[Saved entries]
════════

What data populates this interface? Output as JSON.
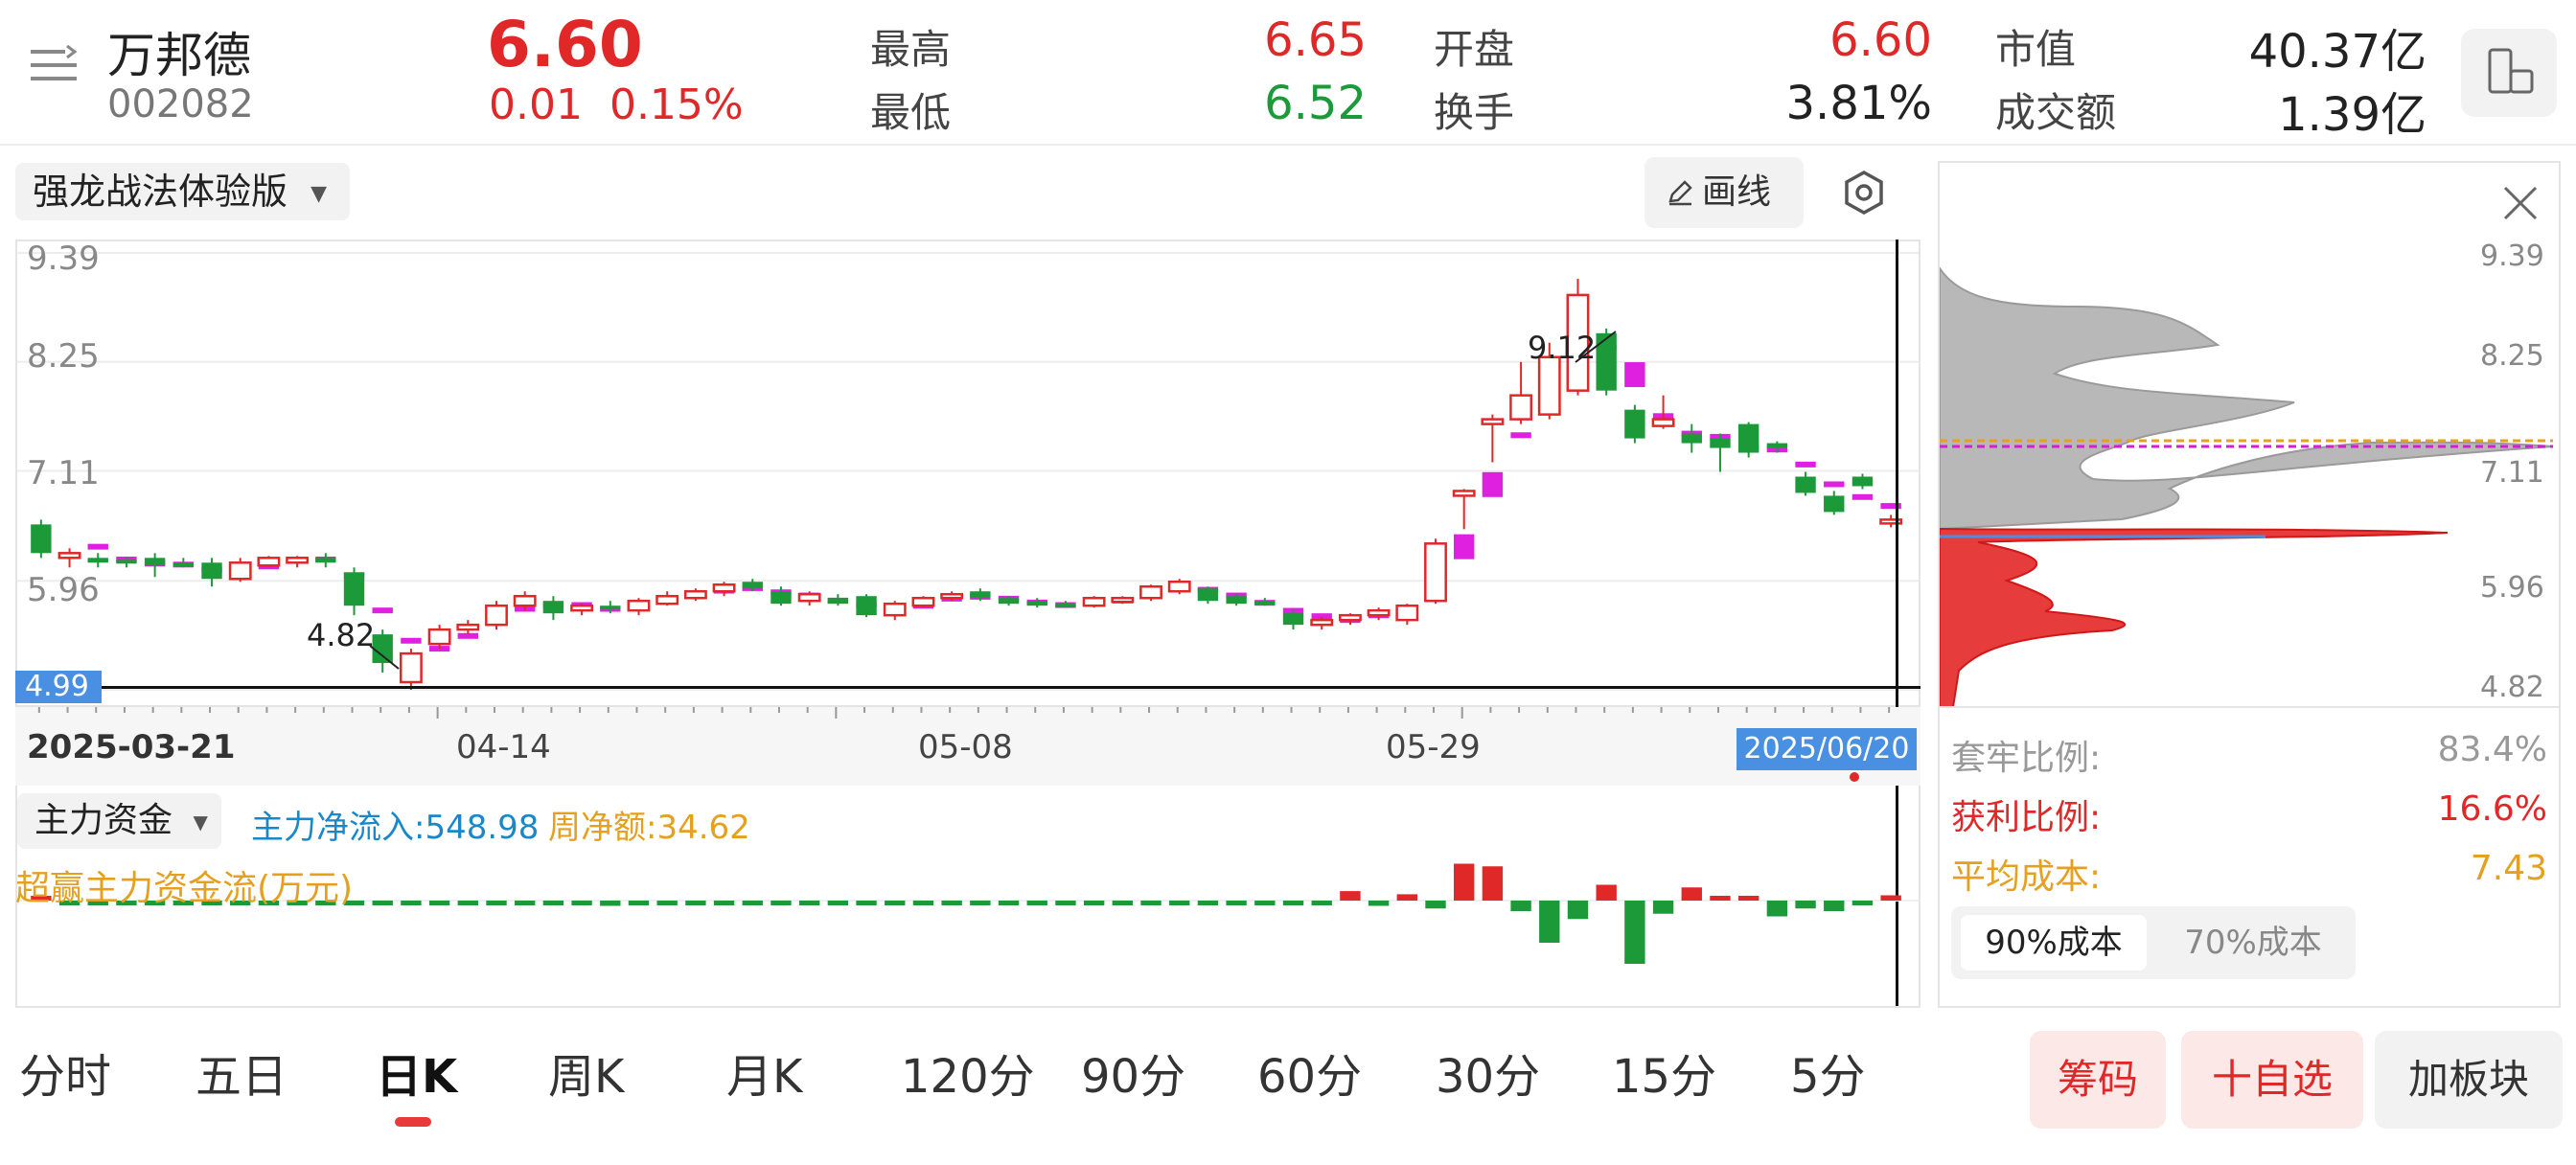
{
  "header": {
    "name": "万邦德",
    "code": "002082",
    "price": "6.60",
    "change": "0.01",
    "change_pct": "0.15%",
    "high_label": "最高",
    "high": "6.65",
    "low_label": "最低",
    "low": "6.52",
    "open_label": "开盘",
    "open": "6.60",
    "turnover_label": "换手",
    "turnover": "3.81%",
    "mcap_label": "市值",
    "mcap": "40.37亿",
    "amount_label": "成交额",
    "amount": "1.39亿"
  },
  "toolbar": {
    "indicator": "强龙战法体验版",
    "draw_label": "画线"
  },
  "chart": {
    "price_ticks": [
      "9.39",
      "8.25",
      "7.11",
      "5.96"
    ],
    "crosshair_price": "4.99",
    "peak_label": "9.12",
    "trough_label": "4.82",
    "date_labels": [
      "2025-03-21",
      "04-14",
      "05-08",
      "05-29"
    ],
    "cursor_date": "2025/06/20"
  },
  "cost": {
    "ticks": [
      "9.39",
      "8.25",
      "7.11",
      "5.96",
      "4.82"
    ],
    "trapped_label": "套牢比例:",
    "trapped_val": "83.4%",
    "profit_label": "获利比例:",
    "profit_val": "16.6%",
    "avg_label": "平均成本:",
    "avg_val": "7.43",
    "tab_90": "90%成本",
    "tab_70": "70%成本"
  },
  "moneyflow": {
    "selector": "主力资金",
    "net_inflow": "主力净流入:548.98",
    "weekly_net": "周净额:34.62",
    "subtitle": "超赢主力资金流(万元)"
  },
  "periods": [
    "分时",
    "五日",
    "日K",
    "周K",
    "月K",
    "120分",
    "90分",
    "60分",
    "30分",
    "15分",
    "5分"
  ],
  "actions": {
    "chips": "筹码",
    "watch": "十自选",
    "plate": "加板块"
  },
  "colors": {
    "up": "#e02828",
    "down": "#1c9a3a",
    "ma": "#e020e0",
    "cursor_bg": "#4a90e2"
  },
  "chart_data": {
    "type": "candlestick",
    "x_range": [
      "2025-03-21",
      "2025/06/20"
    ],
    "y_ticks": [
      9.39,
      8.25,
      7.11,
      5.96,
      4.82
    ],
    "ylim": [
      4.82,
      9.39
    ],
    "candles": [
      {
        "o": 6.25,
        "c": 6.55,
        "h": 6.6,
        "l": 6.2,
        "up": false
      },
      {
        "o": 6.2,
        "c": 6.25,
        "h": 6.3,
        "l": 6.1,
        "up": true
      },
      {
        "o": 6.2,
        "c": 6.15,
        "h": 6.25,
        "l": 6.1,
        "up": false
      },
      {
        "o": 6.18,
        "c": 6.15,
        "h": 6.2,
        "l": 6.1,
        "up": false
      },
      {
        "o": 6.2,
        "c": 6.12,
        "h": 6.25,
        "l": 6.0,
        "up": false
      },
      {
        "o": 6.15,
        "c": 6.12,
        "h": 6.2,
        "l": 6.1,
        "up": false
      },
      {
        "o": 6.15,
        "c": 5.98,
        "h": 6.2,
        "l": 5.9,
        "up": false
      },
      {
        "o": 5.98,
        "c": 6.15,
        "h": 6.2,
        "l": 5.95,
        "up": true
      },
      {
        "o": 6.12,
        "c": 6.2,
        "h": 6.22,
        "l": 6.1,
        "up": true
      },
      {
        "o": 6.15,
        "c": 6.2,
        "h": 6.22,
        "l": 6.1,
        "up": true
      },
      {
        "o": 6.2,
        "c": 6.15,
        "h": 6.25,
        "l": 6.1,
        "up": false
      },
      {
        "o": 6.05,
        "c": 5.7,
        "h": 6.1,
        "l": 5.6,
        "up": false
      },
      {
        "o": 5.4,
        "c": 5.1,
        "h": 5.45,
        "l": 5.0,
        "up": false
      },
      {
        "o": 4.9,
        "c": 5.2,
        "h": 5.25,
        "l": 4.82,
        "up": true
      },
      {
        "o": 5.3,
        "c": 5.45,
        "h": 5.5,
        "l": 5.25,
        "up": true
      },
      {
        "o": 5.45,
        "c": 5.5,
        "h": 5.55,
        "l": 5.4,
        "up": true
      },
      {
        "o": 5.5,
        "c": 5.7,
        "h": 5.75,
        "l": 5.45,
        "up": true
      },
      {
        "o": 5.7,
        "c": 5.8,
        "h": 5.85,
        "l": 5.65,
        "up": true
      },
      {
        "o": 5.75,
        "c": 5.62,
        "h": 5.8,
        "l": 5.55,
        "up": false
      },
      {
        "o": 5.65,
        "c": 5.7,
        "h": 5.72,
        "l": 5.6,
        "up": true
      },
      {
        "o": 5.7,
        "c": 5.68,
        "h": 5.75,
        "l": 5.62,
        "up": false
      },
      {
        "o": 5.65,
        "c": 5.75,
        "h": 5.78,
        "l": 5.6,
        "up": true
      },
      {
        "o": 5.72,
        "c": 5.8,
        "h": 5.85,
        "l": 5.7,
        "up": true
      },
      {
        "o": 5.78,
        "c": 5.85,
        "h": 5.88,
        "l": 5.75,
        "up": true
      },
      {
        "o": 5.85,
        "c": 5.92,
        "h": 5.95,
        "l": 5.8,
        "up": true
      },
      {
        "o": 5.95,
        "c": 5.88,
        "h": 5.98,
        "l": 5.85,
        "up": false
      },
      {
        "o": 5.85,
        "c": 5.72,
        "h": 5.9,
        "l": 5.7,
        "up": false
      },
      {
        "o": 5.75,
        "c": 5.82,
        "h": 5.85,
        "l": 5.7,
        "up": true
      },
      {
        "o": 5.78,
        "c": 5.72,
        "h": 5.82,
        "l": 5.7,
        "up": false
      },
      {
        "o": 5.8,
        "c": 5.6,
        "h": 5.82,
        "l": 5.58,
        "up": false
      },
      {
        "o": 5.6,
        "c": 5.72,
        "h": 5.75,
        "l": 5.55,
        "up": true
      },
      {
        "o": 5.7,
        "c": 5.78,
        "h": 5.8,
        "l": 5.68,
        "up": true
      },
      {
        "o": 5.78,
        "c": 5.82,
        "h": 5.85,
        "l": 5.75,
        "up": true
      },
      {
        "o": 5.85,
        "c": 5.78,
        "h": 5.88,
        "l": 5.75,
        "up": false
      },
      {
        "o": 5.78,
        "c": 5.72,
        "h": 5.8,
        "l": 5.7,
        "up": false
      },
      {
        "o": 5.75,
        "c": 5.7,
        "h": 5.78,
        "l": 5.68,
        "up": false
      },
      {
        "o": 5.72,
        "c": 5.7,
        "h": 5.75,
        "l": 5.68,
        "up": false
      },
      {
        "o": 5.7,
        "c": 5.78,
        "h": 5.8,
        "l": 5.68,
        "up": true
      },
      {
        "o": 5.75,
        "c": 5.78,
        "h": 5.8,
        "l": 5.72,
        "up": true
      },
      {
        "o": 5.78,
        "c": 5.9,
        "h": 5.92,
        "l": 5.75,
        "up": true
      },
      {
        "o": 5.85,
        "c": 5.95,
        "h": 5.98,
        "l": 5.82,
        "up": true
      },
      {
        "o": 5.88,
        "c": 5.75,
        "h": 5.9,
        "l": 5.72,
        "up": false
      },
      {
        "o": 5.8,
        "c": 5.72,
        "h": 5.82,
        "l": 5.7,
        "up": false
      },
      {
        "o": 5.75,
        "c": 5.72,
        "h": 5.78,
        "l": 5.7,
        "up": false
      },
      {
        "o": 5.62,
        "c": 5.5,
        "h": 5.65,
        "l": 5.45,
        "up": false
      },
      {
        "o": 5.5,
        "c": 5.55,
        "h": 5.58,
        "l": 5.45,
        "up": true
      },
      {
        "o": 5.55,
        "c": 5.6,
        "h": 5.62,
        "l": 5.5,
        "up": true
      },
      {
        "o": 5.6,
        "c": 5.65,
        "h": 5.68,
        "l": 5.55,
        "up": true
      },
      {
        "o": 5.55,
        "c": 5.7,
        "h": 5.72,
        "l": 5.5,
        "up": true
      },
      {
        "o": 5.75,
        "c": 6.35,
        "h": 6.4,
        "l": 5.72,
        "up": true
      },
      {
        "o": 6.85,
        "c": 6.9,
        "h": 6.92,
        "l": 6.5,
        "up": true
      },
      {
        "o": 7.6,
        "c": 7.65,
        "h": 7.7,
        "l": 7.2,
        "up": true
      },
      {
        "o": 7.65,
        "c": 7.9,
        "h": 8.25,
        "l": 7.6,
        "up": true
      },
      {
        "o": 7.7,
        "c": 8.3,
        "h": 8.45,
        "l": 7.65,
        "up": true
      },
      {
        "o": 7.95,
        "c": 8.95,
        "h": 9.12,
        "l": 7.9,
        "up": true
      },
      {
        "o": 8.55,
        "c": 7.95,
        "h": 8.6,
        "l": 7.9,
        "up": false
      },
      {
        "o": 7.75,
        "c": 7.45,
        "h": 7.8,
        "l": 7.4,
        "up": false
      },
      {
        "o": 7.58,
        "c": 7.65,
        "h": 7.9,
        "l": 7.55,
        "up": true
      },
      {
        "o": 7.5,
        "c": 7.4,
        "h": 7.6,
        "l": 7.3,
        "up": false
      },
      {
        "o": 7.45,
        "c": 7.35,
        "h": 7.5,
        "l": 7.1,
        "up": false
      },
      {
        "o": 7.6,
        "c": 7.3,
        "h": 7.62,
        "l": 7.25,
        "up": false
      },
      {
        "o": 7.4,
        "c": 7.35,
        "h": 7.42,
        "l": 7.3,
        "up": false
      },
      {
        "o": 7.05,
        "c": 6.88,
        "h": 7.1,
        "l": 6.85,
        "up": false
      },
      {
        "o": 6.85,
        "c": 6.68,
        "h": 6.9,
        "l": 6.65,
        "up": false
      },
      {
        "o": 7.05,
        "c": 6.95,
        "h": 7.08,
        "l": 6.92,
        "up": false
      },
      {
        "o": 6.6,
        "c": 6.6,
        "h": 6.65,
        "l": 6.52,
        "up": true
      }
    ],
    "flow": [
      5,
      -4,
      -6,
      -5,
      -4,
      -4,
      -5,
      -4,
      -4,
      -5,
      -3,
      -3,
      -3,
      -3,
      -3,
      -3,
      -3,
      -3,
      -3,
      -3,
      -10,
      -5,
      -4,
      -3,
      -3,
      -3,
      -3,
      -3,
      -3,
      -3,
      -3,
      -3,
      -4,
      -5,
      -4,
      -5,
      -4,
      -3,
      -3,
      -3,
      -3,
      -3,
      -3,
      -3,
      -3,
      -3,
      18,
      -10,
      12,
      -15,
      70,
      65,
      -20,
      -80,
      -35,
      30,
      -120,
      -25,
      25,
      8,
      8,
      -30,
      -15,
      -20,
      -8,
      10
    ],
    "legend": [
      "主力净流入:548.98",
      "周净额:34.62"
    ]
  }
}
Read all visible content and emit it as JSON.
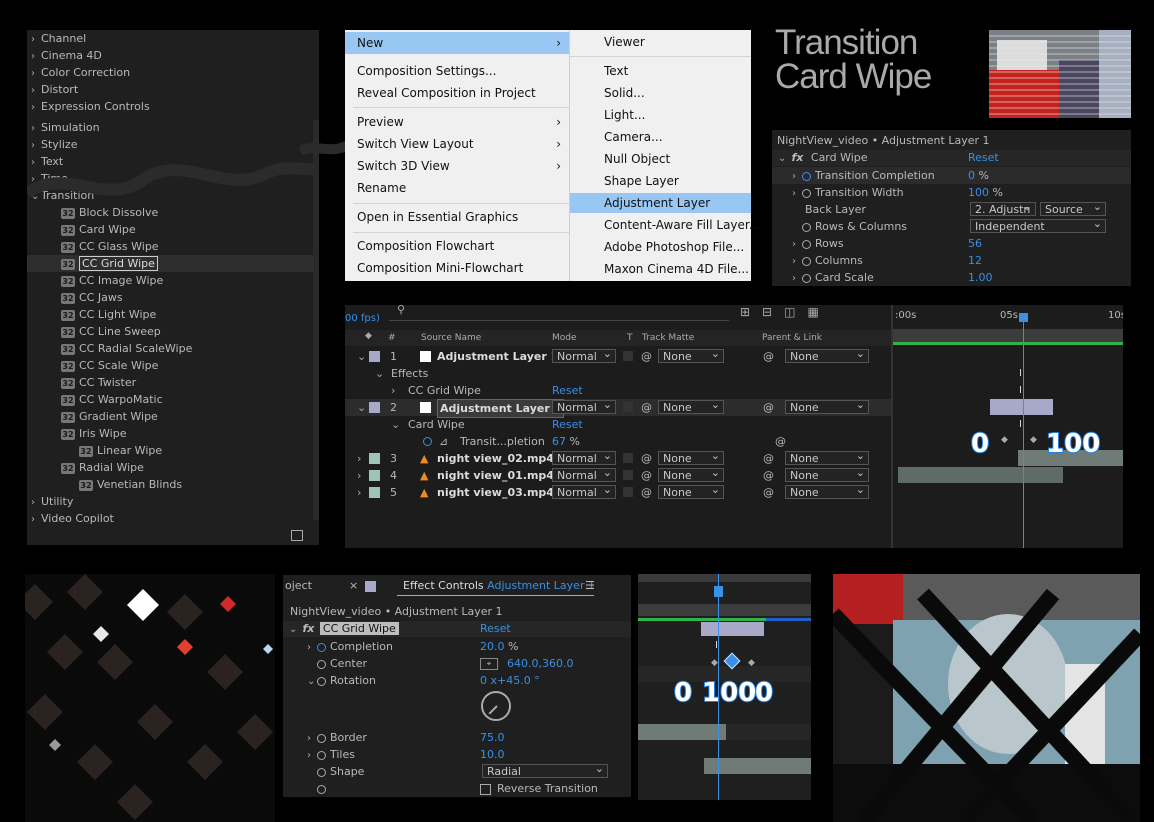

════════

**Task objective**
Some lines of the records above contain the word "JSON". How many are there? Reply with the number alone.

**Answer for this exercise**
2